Warning signs that your organization has a fundamental misunderstanding of Agile:
- High pressure to release a fixed-scope project on a specific date due to contractual obligations
- Developers included on the Agile team while QA, Operations, and Strategy/Creative are managed separately
- Overtime to meet deadlines rather than adding additional sprints
- Tweaking metrics such as velocity and estimates to meet objectives
- A lack of retrospectives and process improvements
- Team members not empowered to self-organize, such as team members being assigned work by managers
- An inability to remove team members who actively sabotage the process
The effects of poorly implemented Agile are terrible. Abused Agile is essentially Waterfall without any research, analysis, estimation, or quality control processes in place. This is exactly why some experienced software engineers consider Agile to be nothing more than cowboy coding.
The best of both worlds
Waterfall is far from perfect, but nobody can argue against up-front analysis and research, especially when the result of that research makes its way into a contract. Where Agile falls short on delivering contractually-bound projects, Waterfall recognizes those constraints and provides a framework to address them. On the other hand, requirements can never be defined with absolute accuracy up-front, which is why newer software engineers consider Waterfall processes to be bloated and burdensome.
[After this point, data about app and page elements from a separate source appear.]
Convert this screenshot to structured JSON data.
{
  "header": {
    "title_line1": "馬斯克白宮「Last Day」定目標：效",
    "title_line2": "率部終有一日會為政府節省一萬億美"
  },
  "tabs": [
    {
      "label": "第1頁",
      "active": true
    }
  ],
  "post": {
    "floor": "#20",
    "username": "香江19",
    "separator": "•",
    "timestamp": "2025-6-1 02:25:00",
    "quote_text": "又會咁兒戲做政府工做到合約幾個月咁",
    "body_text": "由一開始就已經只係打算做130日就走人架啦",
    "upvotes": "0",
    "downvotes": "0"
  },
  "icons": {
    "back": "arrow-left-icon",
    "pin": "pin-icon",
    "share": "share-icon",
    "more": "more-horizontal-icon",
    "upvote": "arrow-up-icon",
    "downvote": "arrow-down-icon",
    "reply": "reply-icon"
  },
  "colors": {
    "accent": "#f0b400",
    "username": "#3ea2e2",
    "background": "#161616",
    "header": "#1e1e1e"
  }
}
What we really need is a hybrid process that blends the best of both worlds. Both Agile and Waterfall have valuable things to offer software development teams, so instead of choosing one or the other, we should keep an open mind and evaluate the strengths of both in order to address our specific opportunities and constraints.
What Agile has to offer:
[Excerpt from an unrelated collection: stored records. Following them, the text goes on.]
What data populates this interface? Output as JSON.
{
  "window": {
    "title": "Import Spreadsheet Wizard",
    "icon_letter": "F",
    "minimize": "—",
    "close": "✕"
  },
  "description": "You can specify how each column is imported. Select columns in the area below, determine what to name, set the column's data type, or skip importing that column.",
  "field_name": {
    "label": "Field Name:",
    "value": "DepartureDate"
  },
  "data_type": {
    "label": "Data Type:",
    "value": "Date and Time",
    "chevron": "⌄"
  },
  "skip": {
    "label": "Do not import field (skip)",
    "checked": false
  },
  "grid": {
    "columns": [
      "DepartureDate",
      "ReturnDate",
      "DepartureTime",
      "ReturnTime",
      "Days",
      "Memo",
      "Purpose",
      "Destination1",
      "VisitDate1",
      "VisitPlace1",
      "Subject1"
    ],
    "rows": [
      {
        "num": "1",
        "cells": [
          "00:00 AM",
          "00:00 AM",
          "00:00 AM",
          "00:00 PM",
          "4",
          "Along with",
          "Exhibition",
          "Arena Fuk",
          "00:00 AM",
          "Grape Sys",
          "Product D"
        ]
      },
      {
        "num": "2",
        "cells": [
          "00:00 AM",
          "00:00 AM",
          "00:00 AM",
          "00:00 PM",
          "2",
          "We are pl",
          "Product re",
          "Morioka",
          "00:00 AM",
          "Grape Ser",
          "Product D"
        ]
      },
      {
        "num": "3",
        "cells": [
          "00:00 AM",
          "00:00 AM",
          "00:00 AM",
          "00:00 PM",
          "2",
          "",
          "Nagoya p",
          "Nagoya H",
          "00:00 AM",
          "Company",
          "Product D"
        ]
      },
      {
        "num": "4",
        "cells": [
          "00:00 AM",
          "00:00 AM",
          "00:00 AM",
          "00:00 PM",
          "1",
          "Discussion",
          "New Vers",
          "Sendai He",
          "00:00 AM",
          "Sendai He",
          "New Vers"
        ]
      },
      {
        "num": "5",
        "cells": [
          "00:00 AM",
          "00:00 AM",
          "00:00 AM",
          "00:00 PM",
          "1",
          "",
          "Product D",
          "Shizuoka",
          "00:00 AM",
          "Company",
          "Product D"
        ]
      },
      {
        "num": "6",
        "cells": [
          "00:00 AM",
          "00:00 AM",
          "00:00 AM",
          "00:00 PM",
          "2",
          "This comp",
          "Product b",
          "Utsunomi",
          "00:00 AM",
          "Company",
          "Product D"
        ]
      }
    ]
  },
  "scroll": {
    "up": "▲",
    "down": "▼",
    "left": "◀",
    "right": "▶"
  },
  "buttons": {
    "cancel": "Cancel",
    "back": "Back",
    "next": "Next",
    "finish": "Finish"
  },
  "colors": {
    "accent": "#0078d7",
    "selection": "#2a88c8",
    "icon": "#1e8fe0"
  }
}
- Placing people first by recognizing capacity and adapting to change rather than forcing overtime and burnout
- Empowering teams to self-organize and work to their full potential without micromanagement
- Placing value on working software over pie-in-the-sky documentation
- Striving for constant process improvement through retrospectives
What Waterfall has to offer:
- Recognizing the importance of dates, especially when bound by contractual obligations or government regulations
- Placing value on getting it right the first time in industries where failure can be catastrophic
- Effectively scaling up and out on large teams
A balanced approach
Firm release dates always present a challenge. The less flexible a release date is, the more up-front work is required to mitigate risk. Some projects must launch on a specific date no matter what, especially when regulated by the government or other market forces. That said, firm release dates cost money; “measure twice, cut once” isn’t the most efficient way to launch a modern software product when the market shifts in minutes rather than months. The more flexibility with a release date, the more flexibility with the overall process. An ideal balance for some teams involves Waterfall up front followed by Agile during construction and post construction. Looking at a project in two-phases makes sense, as one phase of the project may dominate over the other depending on the amount of flexibility with scope and timelines.
If you’re able to adopt Agile in its purest form, kudos. For the rest of us who are bound by constraints outside of our control, the best approach is to keep an open mind and address our individual circumstances. As long as the process you adopt is open and transparent, it will reflect reality rather than hide from it. The team and ultimately the quality of software produced by the team will benefit greatly. The software engineering profession will always benefit from less dogma and more skeptical, rational thinking.